*WORK TO BE COMPLETED:*
Set down the entries below once more, precisely as they stand.

(Page and application data records)

******************************

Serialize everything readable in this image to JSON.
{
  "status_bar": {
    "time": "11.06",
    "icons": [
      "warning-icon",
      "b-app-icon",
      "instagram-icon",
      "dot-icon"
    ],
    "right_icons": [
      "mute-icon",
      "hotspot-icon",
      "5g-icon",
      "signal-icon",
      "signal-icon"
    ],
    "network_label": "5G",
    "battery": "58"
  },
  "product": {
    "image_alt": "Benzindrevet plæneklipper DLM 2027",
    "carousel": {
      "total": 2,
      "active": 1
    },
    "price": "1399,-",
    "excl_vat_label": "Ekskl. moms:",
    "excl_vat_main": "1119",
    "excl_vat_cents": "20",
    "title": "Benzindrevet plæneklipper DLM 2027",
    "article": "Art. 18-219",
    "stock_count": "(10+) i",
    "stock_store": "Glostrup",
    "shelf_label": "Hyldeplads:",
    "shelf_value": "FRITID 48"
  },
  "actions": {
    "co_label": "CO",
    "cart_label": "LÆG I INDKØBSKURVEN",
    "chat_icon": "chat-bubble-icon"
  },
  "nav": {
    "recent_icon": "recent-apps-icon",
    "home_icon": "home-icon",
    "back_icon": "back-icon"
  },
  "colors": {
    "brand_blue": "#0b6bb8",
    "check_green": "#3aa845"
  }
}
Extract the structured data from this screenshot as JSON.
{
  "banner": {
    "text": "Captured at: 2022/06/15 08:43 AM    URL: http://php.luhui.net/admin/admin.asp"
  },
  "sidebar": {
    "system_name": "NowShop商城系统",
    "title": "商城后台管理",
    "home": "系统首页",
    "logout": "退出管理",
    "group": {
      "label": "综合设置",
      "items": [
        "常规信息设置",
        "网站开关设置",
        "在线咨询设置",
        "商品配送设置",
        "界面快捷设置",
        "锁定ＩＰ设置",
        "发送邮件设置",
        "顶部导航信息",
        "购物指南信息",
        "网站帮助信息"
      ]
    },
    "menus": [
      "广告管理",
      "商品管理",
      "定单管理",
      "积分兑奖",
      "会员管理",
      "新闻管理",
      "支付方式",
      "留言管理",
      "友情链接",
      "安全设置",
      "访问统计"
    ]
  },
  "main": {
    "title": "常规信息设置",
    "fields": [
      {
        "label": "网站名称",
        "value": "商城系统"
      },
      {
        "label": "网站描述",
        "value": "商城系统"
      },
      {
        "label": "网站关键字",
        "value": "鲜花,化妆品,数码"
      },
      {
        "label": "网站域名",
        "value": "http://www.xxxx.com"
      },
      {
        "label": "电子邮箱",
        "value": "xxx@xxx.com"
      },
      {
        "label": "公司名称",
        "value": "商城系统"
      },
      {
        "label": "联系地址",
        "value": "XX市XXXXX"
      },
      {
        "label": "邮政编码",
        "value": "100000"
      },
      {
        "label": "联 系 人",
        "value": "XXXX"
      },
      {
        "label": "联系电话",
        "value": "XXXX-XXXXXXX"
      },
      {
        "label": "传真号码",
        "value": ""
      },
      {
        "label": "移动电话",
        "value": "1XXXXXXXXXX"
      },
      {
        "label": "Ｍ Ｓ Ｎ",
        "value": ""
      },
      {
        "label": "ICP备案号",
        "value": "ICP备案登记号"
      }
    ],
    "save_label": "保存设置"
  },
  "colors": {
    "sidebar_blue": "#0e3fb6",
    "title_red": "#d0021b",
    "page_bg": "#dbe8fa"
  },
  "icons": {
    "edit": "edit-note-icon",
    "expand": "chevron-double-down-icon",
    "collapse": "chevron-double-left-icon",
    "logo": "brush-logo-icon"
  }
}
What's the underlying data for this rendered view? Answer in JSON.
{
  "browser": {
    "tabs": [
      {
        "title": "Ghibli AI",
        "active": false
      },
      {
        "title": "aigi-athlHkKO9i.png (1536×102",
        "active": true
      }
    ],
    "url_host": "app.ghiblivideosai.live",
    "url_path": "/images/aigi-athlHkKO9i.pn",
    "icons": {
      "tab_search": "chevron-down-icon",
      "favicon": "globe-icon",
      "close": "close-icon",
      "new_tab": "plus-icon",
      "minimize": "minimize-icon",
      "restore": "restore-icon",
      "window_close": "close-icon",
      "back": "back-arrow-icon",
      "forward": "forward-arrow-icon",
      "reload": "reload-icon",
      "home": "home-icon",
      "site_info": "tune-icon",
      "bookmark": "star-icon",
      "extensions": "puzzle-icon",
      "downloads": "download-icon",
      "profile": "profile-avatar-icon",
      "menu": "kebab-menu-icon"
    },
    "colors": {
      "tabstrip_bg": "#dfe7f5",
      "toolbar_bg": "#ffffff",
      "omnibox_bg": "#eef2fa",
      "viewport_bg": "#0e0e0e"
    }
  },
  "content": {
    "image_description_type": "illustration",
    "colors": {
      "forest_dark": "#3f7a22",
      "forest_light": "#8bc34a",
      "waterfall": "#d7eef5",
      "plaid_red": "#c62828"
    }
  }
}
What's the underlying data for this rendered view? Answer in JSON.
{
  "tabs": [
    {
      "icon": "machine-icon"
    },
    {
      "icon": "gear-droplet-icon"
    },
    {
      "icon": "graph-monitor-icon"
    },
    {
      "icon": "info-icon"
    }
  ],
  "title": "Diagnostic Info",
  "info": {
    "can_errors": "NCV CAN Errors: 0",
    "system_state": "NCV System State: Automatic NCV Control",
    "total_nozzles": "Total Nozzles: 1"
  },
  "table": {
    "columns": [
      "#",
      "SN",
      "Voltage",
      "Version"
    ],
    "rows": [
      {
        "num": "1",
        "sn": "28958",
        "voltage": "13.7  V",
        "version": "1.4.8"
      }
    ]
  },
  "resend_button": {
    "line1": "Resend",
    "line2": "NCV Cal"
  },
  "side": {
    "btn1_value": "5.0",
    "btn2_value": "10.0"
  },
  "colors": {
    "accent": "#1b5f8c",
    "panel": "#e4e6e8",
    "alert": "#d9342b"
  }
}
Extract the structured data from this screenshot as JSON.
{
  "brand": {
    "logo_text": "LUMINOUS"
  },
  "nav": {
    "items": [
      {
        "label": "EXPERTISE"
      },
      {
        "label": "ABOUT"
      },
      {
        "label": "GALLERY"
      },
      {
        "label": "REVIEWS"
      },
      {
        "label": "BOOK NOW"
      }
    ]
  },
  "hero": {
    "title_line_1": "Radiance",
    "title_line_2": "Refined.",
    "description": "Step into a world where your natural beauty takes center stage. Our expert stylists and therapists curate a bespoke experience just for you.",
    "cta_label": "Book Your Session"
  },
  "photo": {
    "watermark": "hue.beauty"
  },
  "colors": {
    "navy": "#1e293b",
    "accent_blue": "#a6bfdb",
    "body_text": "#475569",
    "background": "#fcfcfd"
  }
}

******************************

*REPLY TO THE TASK:*
Serialize everything readable in this image to JSON.
{
  "status_bar": {
    "time": "11.06",
    "icons": [
      "warning-icon",
      "b-app-icon",
      "instagram-icon",
      "dot-icon"
    ],
    "right_icons": [
      "mute-icon",
      "hotspot-icon",
      "5g-icon",
      "signal-icon",
      "signal-icon"
    ],
    "network_label": "5G",
    "battery": "58"
  },
  "product": {
    "image_alt": "Benzindrevet plæneklipper DLM 2027",
    "carousel": {
      "total": 2,
      "active": 1
    },
    "price": "1399,-",
    "excl_vat_label": "Ekskl. moms:",
    "excl_vat_main": "1119",
    "excl_vat_cents": "20",
    "title": "Benzindrevet plæneklipper DLM 2027",
    "article": "Art. 18-219",
    "stock_count": "(10+) i",
    "stock_store": "Glostrup",
    "shelf_label": "Hyldeplads:",
    "shelf_value": "FRITID 48"
  },
  "actions": {
    "co_label": "CO",
    "cart_label": "LÆG I INDKØBSKURVEN",
    "chat_icon": "chat-bubble-icon"
  },
  "nav": {
    "recent_icon": "recent-apps-icon",
    "home_icon": "home-icon",
    "back_icon": "back-icon"
  },
  "colors": {
    "brand_blue": "#0b6bb8",
    "check_green": "#3aa845"
  }
}
Extract the structured data from this screenshot as JSON.
{
  "banner": {
    "text": "Captured at: 2022/06/15 08:43 AM    URL: http://php.luhui.net/admin/admin.asp"
  },
  "sidebar": {
    "system_name": "NowShop商城系统",
    "title": "商城后台管理",
    "home": "系统首页",
    "logout": "退出管理",
    "group": {
      "label": "综合设置",
      "items": [
        "常规信息设置",
        "网站开关设置",
        "在线咨询设置",
        "商品配送设置",
        "界面快捷设置",
        "锁定ＩＰ设置",
        "发送邮件设置",
        "顶部导航信息",
        "购物指南信息",
        "网站帮助信息"
      ]
    },
    "menus": [
      "广告管理",
      "商品管理",
      "定单管理",
      "积分兑奖",
      "会员管理",
      "新闻管理",
      "支付方式",
      "留言管理",
      "友情链接",
      "安全设置",
      "访问统计"
    ]
  },
  "main": {
    "title": "常规信息设置",
    "fields": [
      {
        "label": "网站名称",
        "value": "商城系统"
      },
      {
        "label": "网站描述",
        "value": "商城系统"
      },
      {
        "label": "网站关键字",
        "value": "鲜花,化妆品,数码"
      },
      {
        "label": "网站域名",
        "value": "http://www.xxxx.com"
      },
      {
        "label": "电子邮箱",
        "value": "xxx@xxx.com"
      },
      {
        "label": "公司名称",
        "value": "商城系统"
      },
      {
        "label": "联系地址",
        "value": "XX市XXXXX"
      },
      {
        "label": "邮政编码",
        "value": "100000"
      },
      {
        "label": "联 系 人",
        "value": "XXXX"
      },
      {
        "label": "联系电话",
        "value": "XXXX-XXXXXXX"
      },
      {
        "label": "传真号码",
        "value": ""
      },
      {
        "label": "移动电话",
        "value": "1XXXXXXXXXX"
      },
      {
        "label": "Ｍ Ｓ Ｎ",
        "value": ""
      },
      {
        "label": "ICP备案号",
        "value": "ICP备案登记号"
      }
    ],
    "save_label": "保存设置"
  },
  "colors": {
    "sidebar_blue": "#0e3fb6",
    "title_red": "#d0021b",
    "page_bg": "#dbe8fa"
  },
  "icons": {
    "edit": "edit-note-icon",
    "expand": "chevron-double-down-icon",
    "collapse": "chevron-double-left-icon",
    "logo": "brush-logo-icon"
  }
}
What's the underlying data for this rendered view? Answer in JSON.
{
  "browser": {
    "tabs": [
      {
        "title": "Ghibli AI",
        "active": false
      },
      {
        "title": "aigi-athlHkKO9i.png (1536×102",
        "active": true
      }
    ],
    "url_host": "app.ghiblivideosai.live",
    "url_path": "/images/aigi-athlHkKO9i.pn",
    "icons": {
      "tab_search": "chevron-down-icon",
      "favicon": "globe-icon",
      "close": "close-icon",
      "new_tab": "plus-icon",
      "minimize": "minimize-icon",
      "restore": "restore-icon",
      "window_close": "close-icon",
      "back": "back-arrow-icon",
      "forward": "forward-arrow-icon",
      "reload": "reload-icon",
      "home": "home-icon",
      "site_info": "tune-icon",
      "bookmark": "star-icon",
      "extensions": "puzzle-icon",
      "downloads": "download-icon",
      "profile": "profile-avatar-icon",
      "menu": "kebab-menu-icon"
    },
    "colors": {
      "tabstrip_bg": "#dfe7f5",
      "toolbar_bg": "#ffffff",
      "omnibox_bg": "#eef2fa",
      "viewport_bg": "#0e0e0e"
    }
  },
  "content": {
    "image_description_type": "illustration",
    "colors": {
      "forest_dark": "#3f7a22",
      "forest_light": "#8bc34a",
      "waterfall": "#d7eef5",
      "plaid_red": "#c62828"
    }
  }
}
What's the underlying data for this rendered view? Answer in JSON.
{
  "tabs": [
    {
      "icon": "machine-icon"
    },
    {
      "icon": "gear-droplet-icon"
    },
    {
      "icon": "graph-monitor-icon"
    },
    {
      "icon": "info-icon"
    }
  ],
  "title": "Diagnostic Info",
  "info": {
    "can_errors": "NCV CAN Errors: 0",
    "system_state": "NCV System State: Automatic NCV Control",
    "total_nozzles": "Total Nozzles: 1"
  },
  "table": {
    "columns": [
      "#",
      "SN",
      "Voltage",
      "Version"
    ],
    "rows": [
      {
        "num": "1",
        "sn": "28958",
        "voltage": "13.7  V",
        "version": "1.4.8"
      }
    ]
  },
  "resend_button": {
    "line1": "Resend",
    "line2": "NCV Cal"
  },
  "side": {
    "btn1_value": "5.0",
    "btn2_value": "10.0"
  },
  "colors": {
    "accent": "#1b5f8c",
    "panel": "#e4e6e8",
    "alert": "#d9342b"
  }
}
Extract the structured data from this screenshot as JSON.
{
  "brand": {
    "logo_text": "LUMINOUS"
  },
  "nav": {
    "items": [
      {
        "label": "EXPERTISE"
      },
      {
        "label": "ABOUT"
      },
      {
        "label": "GALLERY"
      },
      {
        "label": "REVIEWS"
      },
      {
        "label": "BOOK NOW"
      }
    ]
  },
  "hero": {
    "title_line_1": "Radiance",
    "title_line_2": "Refined.",
    "description": "Step into a world where your natural beauty takes center stage. Our expert stylists and therapists curate a bespoke experience just for you.",
    "cta_label": "Book Your Session"
  },
  "photo": {
    "watermark": "hue.beauty"
  },
  "colors": {
    "navy": "#1e293b",
    "accent_blue": "#a6bfdb",
    "body_text": "#475569",
    "background": "#fcfcfd"
  }
}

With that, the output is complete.